• Your objective:
Copy every record below exactly as written, but leave out the pictures.

::: Task data :::

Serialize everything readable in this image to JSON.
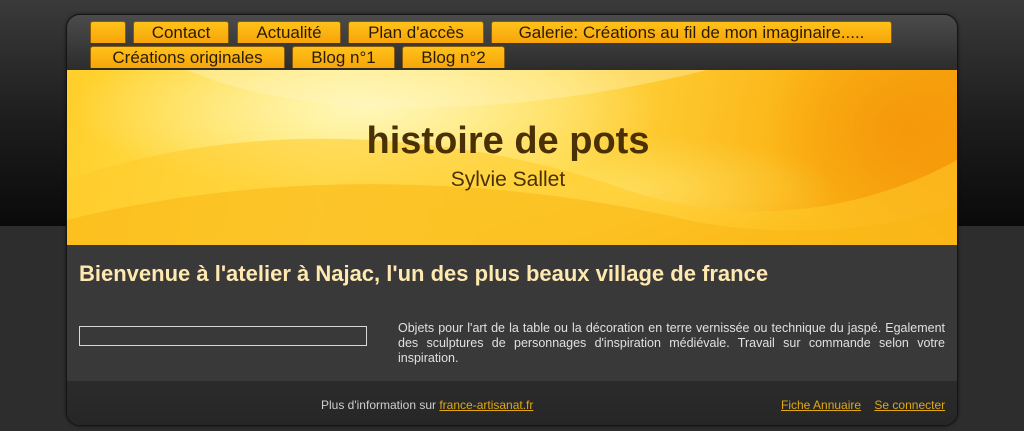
{
  "nav": {
    "tabs": [
      {
        "label": ""
      },
      {
        "label": "Contact"
      },
      {
        "label": "Actualité"
      },
      {
        "label": "Plan d'accès"
      },
      {
        "label": "Galerie: Créations au fil de mon imaginaire....."
      },
      {
        "label": "Créations originales"
      },
      {
        "label": "Blog n°1"
      },
      {
        "label": "Blog n°2"
      }
    ]
  },
  "banner": {
    "title": "histoire de pots",
    "subtitle": "Sylvie Sallet"
  },
  "content": {
    "headline": "Bienvenue à l'atelier à Najac, l'un des plus beaux village de france",
    "description": "Objets pour l'art de la table ou la décoration en terre vernissée ou technique du jaspé. Egalement des sculptures de personnages d'inspiration médiévale. Travail sur commande selon votre inspiration."
  },
  "footer": {
    "info_prefix": "Plus d'information sur ",
    "info_link": "france-artisanat.fr",
    "directory_link": "Fiche Annuaire",
    "login_link": "Se connecter"
  },
  "colors": {
    "accent": "#f7a40a",
    "headline": "#ffe9b0",
    "title": "#4a3005",
    "link": "#e0a816"
  }
}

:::

• Answer section:
Serialize everything readable in this image to JSON.
{
  "nav": {
    "tabs": [
      {
        "label": ""
      },
      {
        "label": "Contact"
      },
      {
        "label": "Actualité"
      },
      {
        "label": "Plan d'accès"
      },
      {
        "label": "Galerie: Créations au fil de mon imaginaire....."
      },
      {
        "label": "Créations originales"
      },
      {
        "label": "Blog n°1"
      },
      {
        "label": "Blog n°2"
      }
    ]
  },
  "banner": {
    "title": "histoire de pots",
    "subtitle": "Sylvie Sallet"
  },
  "content": {
    "headline": "Bienvenue à l'atelier à Najac, l'un des plus beaux village de france",
    "description": "Objets pour l'art de la table ou la décoration en terre vernissée ou technique du jaspé. Egalement des sculptures de personnages d'inspiration médiévale. Travail sur commande selon votre inspiration."
  },
  "footer": {
    "info_prefix": "Plus d'information sur ",
    "info_link": "france-artisanat.fr",
    "directory_link": "Fiche Annuaire",
    "login_link": "Se connecter"
  },
  "colors": {
    "accent": "#f7a40a",
    "headline": "#ffe9b0",
    "title": "#4a3005",
    "link": "#e0a816"
  }
}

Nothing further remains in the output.